[Element data from apps and pages]
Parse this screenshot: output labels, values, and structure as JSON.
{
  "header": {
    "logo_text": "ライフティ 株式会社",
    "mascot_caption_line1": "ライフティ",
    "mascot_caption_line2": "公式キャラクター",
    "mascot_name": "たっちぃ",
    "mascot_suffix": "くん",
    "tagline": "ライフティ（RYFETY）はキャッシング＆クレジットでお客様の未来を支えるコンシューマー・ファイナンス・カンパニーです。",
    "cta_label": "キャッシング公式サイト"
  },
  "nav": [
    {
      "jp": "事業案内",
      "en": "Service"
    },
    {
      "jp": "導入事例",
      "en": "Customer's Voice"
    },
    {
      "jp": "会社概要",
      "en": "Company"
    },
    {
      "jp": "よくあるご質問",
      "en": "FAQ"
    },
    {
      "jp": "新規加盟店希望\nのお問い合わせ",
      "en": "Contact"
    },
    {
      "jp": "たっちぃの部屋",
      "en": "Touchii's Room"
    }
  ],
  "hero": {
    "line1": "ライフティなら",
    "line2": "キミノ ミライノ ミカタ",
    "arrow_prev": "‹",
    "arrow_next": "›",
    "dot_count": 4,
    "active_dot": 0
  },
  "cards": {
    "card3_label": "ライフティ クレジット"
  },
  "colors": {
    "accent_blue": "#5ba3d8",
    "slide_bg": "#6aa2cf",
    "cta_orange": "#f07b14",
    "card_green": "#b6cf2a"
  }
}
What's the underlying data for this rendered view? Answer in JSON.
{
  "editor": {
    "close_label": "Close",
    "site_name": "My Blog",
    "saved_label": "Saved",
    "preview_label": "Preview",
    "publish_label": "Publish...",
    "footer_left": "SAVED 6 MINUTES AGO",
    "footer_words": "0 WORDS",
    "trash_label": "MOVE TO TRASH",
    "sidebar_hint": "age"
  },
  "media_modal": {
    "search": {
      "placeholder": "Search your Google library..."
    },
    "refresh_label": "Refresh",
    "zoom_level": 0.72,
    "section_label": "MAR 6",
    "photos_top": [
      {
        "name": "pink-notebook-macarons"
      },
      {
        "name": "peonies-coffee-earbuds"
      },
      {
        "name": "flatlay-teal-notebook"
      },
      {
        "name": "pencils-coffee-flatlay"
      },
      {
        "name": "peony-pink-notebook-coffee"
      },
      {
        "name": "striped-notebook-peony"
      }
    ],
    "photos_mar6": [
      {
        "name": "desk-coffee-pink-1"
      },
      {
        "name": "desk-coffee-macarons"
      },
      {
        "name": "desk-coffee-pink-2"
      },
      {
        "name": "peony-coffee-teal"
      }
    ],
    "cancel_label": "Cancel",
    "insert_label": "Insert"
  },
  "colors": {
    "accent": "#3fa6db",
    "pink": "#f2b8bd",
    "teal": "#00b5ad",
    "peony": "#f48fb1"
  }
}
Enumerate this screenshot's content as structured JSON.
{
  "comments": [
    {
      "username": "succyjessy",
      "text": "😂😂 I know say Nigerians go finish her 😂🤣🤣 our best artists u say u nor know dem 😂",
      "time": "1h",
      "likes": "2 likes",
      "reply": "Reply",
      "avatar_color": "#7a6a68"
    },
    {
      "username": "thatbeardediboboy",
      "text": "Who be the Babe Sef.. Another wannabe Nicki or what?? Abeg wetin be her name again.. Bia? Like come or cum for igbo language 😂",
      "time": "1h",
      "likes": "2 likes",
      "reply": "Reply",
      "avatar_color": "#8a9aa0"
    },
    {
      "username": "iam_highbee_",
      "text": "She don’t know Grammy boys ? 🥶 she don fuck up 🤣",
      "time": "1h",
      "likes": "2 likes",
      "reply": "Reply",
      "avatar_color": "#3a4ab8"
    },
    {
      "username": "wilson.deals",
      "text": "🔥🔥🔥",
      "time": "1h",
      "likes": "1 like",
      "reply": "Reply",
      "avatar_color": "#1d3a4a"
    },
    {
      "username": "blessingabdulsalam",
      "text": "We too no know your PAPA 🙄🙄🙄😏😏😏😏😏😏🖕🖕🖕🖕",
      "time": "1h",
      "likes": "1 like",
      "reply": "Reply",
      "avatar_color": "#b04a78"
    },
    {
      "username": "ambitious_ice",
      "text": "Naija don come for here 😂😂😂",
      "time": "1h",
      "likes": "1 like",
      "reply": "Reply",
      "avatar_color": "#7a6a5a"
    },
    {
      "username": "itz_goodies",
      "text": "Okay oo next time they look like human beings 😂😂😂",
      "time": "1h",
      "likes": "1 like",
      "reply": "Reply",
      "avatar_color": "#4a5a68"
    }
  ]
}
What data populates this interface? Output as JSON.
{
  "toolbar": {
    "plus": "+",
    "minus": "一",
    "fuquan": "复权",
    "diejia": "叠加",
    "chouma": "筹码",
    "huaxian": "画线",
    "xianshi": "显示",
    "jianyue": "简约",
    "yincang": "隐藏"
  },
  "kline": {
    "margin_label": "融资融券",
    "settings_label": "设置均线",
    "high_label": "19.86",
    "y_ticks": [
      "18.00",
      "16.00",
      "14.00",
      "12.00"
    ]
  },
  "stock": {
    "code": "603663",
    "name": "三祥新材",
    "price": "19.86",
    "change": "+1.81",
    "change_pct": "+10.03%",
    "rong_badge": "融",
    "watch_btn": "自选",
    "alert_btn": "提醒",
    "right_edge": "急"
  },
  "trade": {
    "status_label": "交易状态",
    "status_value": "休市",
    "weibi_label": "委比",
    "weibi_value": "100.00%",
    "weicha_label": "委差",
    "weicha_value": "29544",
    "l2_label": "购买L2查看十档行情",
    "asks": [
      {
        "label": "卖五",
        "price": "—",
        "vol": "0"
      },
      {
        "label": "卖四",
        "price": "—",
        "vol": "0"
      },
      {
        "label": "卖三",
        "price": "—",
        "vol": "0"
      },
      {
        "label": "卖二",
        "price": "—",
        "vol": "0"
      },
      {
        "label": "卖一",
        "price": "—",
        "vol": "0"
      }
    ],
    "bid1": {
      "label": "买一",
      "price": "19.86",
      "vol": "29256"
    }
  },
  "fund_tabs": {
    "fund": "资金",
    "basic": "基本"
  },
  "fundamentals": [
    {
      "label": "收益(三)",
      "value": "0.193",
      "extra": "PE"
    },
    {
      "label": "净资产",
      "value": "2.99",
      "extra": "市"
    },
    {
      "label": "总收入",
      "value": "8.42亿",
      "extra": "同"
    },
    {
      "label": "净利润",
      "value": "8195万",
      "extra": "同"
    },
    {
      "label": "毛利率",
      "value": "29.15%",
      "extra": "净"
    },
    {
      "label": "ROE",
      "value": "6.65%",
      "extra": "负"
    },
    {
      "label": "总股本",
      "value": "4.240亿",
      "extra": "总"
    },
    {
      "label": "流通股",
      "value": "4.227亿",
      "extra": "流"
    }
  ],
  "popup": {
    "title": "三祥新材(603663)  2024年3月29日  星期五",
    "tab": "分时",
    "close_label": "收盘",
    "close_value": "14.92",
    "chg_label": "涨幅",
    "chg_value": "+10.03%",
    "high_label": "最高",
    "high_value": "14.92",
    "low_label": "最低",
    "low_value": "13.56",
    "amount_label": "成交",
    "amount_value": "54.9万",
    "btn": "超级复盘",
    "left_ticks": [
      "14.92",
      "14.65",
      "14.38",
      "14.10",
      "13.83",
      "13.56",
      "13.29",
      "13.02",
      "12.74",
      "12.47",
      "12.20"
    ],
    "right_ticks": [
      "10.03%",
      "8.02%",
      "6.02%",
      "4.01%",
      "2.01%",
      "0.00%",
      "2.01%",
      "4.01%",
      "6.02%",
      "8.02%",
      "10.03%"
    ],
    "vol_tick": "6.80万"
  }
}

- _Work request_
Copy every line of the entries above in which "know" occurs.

- _Solution to the exercise_
      "text": "😂😂 I know say Nigerians go finish her 😂🤣🤣 our best artists u say u nor know dem 😂",
      "text": "She don’t know Grammy boys ? 🥶 she don fuck up 🤣",
      "text": "We too no know your PAPA 🙄🙄🙄😏😏😏😏😏😏🖕🖕🖕🖕",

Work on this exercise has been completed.